What to produce → Please give the number of lines in the material below that contain "Bounding", and provide nothing besides that number.

Input →
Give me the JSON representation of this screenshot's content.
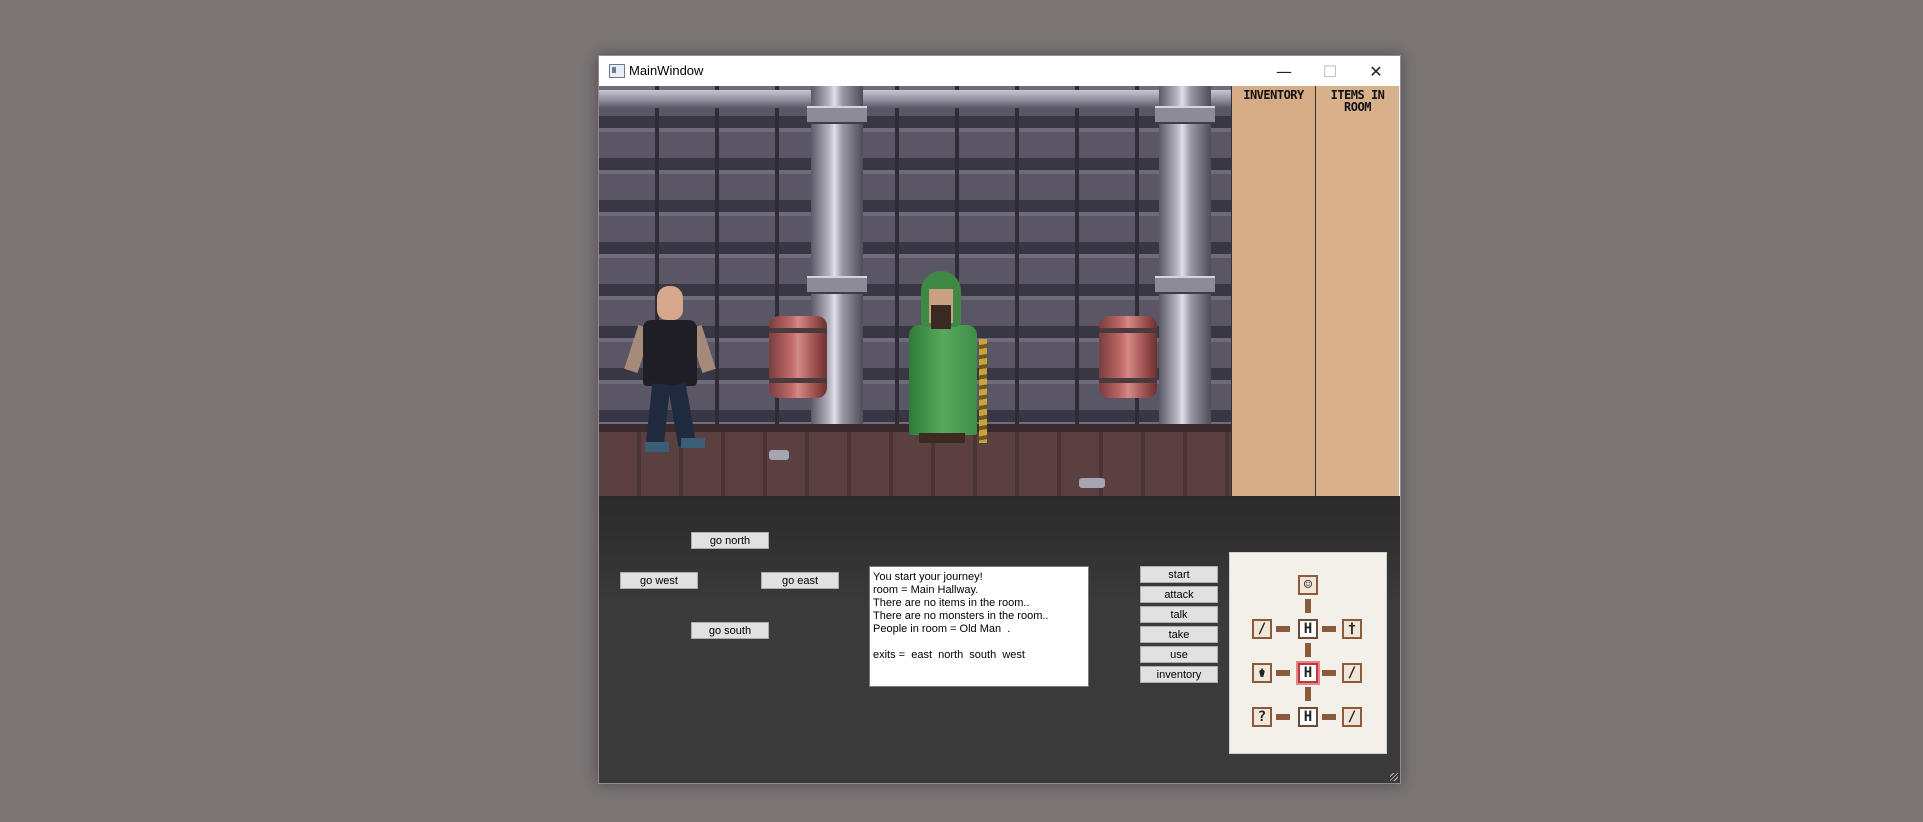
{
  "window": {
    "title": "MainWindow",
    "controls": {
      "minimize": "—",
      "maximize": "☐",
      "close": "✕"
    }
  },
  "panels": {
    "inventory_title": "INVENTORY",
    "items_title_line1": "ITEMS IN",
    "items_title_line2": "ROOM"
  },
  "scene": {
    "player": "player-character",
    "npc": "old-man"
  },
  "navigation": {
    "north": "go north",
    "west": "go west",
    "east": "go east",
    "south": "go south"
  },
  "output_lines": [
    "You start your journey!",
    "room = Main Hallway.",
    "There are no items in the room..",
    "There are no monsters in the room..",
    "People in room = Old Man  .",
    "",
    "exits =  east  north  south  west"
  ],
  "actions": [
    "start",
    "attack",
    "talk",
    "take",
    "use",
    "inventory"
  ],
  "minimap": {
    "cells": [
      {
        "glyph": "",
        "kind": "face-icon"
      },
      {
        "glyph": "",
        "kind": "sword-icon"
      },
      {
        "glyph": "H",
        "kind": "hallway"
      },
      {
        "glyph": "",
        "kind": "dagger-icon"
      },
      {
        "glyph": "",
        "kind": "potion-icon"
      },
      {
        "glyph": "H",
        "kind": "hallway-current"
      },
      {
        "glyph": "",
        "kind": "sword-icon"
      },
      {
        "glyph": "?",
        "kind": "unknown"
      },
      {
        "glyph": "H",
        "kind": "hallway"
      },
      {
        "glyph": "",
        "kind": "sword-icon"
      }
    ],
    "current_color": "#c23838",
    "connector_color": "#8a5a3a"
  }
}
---
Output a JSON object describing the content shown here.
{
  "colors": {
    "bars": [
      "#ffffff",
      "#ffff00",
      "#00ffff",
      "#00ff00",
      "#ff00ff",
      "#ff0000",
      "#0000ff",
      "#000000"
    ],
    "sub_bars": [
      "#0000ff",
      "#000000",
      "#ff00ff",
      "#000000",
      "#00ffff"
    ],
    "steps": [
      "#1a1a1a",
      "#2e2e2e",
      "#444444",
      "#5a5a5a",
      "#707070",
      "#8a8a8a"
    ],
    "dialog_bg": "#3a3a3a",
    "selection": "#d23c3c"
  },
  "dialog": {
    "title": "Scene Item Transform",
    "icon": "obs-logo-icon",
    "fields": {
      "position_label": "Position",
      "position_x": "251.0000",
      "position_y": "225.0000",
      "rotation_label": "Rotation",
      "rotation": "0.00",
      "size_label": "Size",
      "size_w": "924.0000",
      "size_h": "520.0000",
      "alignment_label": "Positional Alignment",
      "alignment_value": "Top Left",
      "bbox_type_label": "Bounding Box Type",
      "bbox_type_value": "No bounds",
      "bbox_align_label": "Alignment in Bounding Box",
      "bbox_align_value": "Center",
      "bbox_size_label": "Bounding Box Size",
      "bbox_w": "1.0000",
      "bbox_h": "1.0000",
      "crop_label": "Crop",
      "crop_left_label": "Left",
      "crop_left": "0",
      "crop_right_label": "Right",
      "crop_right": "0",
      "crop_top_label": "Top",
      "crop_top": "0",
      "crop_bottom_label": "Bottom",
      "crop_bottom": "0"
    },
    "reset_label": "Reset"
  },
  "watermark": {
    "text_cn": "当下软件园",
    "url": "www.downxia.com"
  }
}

Your response → 3